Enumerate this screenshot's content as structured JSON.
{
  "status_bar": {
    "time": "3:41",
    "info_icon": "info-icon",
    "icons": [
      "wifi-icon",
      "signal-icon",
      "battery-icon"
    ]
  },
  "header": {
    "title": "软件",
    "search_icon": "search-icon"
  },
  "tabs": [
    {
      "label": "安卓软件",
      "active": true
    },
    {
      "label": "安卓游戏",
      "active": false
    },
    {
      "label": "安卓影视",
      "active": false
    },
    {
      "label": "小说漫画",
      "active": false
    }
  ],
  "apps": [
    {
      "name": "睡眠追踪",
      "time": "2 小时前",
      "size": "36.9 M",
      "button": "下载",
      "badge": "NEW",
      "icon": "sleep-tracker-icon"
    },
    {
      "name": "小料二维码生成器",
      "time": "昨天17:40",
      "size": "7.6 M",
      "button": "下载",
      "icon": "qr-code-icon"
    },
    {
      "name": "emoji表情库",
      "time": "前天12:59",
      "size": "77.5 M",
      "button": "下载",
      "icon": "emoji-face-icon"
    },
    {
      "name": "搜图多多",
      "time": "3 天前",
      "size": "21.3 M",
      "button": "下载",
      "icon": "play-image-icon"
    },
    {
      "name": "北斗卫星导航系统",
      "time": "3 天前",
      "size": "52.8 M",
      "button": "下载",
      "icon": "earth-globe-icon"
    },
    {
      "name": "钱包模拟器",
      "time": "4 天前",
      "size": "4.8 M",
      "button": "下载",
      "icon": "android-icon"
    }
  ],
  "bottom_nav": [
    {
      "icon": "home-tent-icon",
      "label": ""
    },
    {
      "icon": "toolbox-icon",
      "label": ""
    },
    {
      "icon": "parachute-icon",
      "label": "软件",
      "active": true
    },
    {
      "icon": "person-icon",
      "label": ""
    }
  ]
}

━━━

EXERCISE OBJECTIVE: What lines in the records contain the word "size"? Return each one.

SOLUTION BELOW:
      "size": "36.9 M",
      "size": "7.6 M",
      "size": "77.5 M",
      "size": "21.3 M",
      "size": "52.8 M",
      "size": "4.8 M",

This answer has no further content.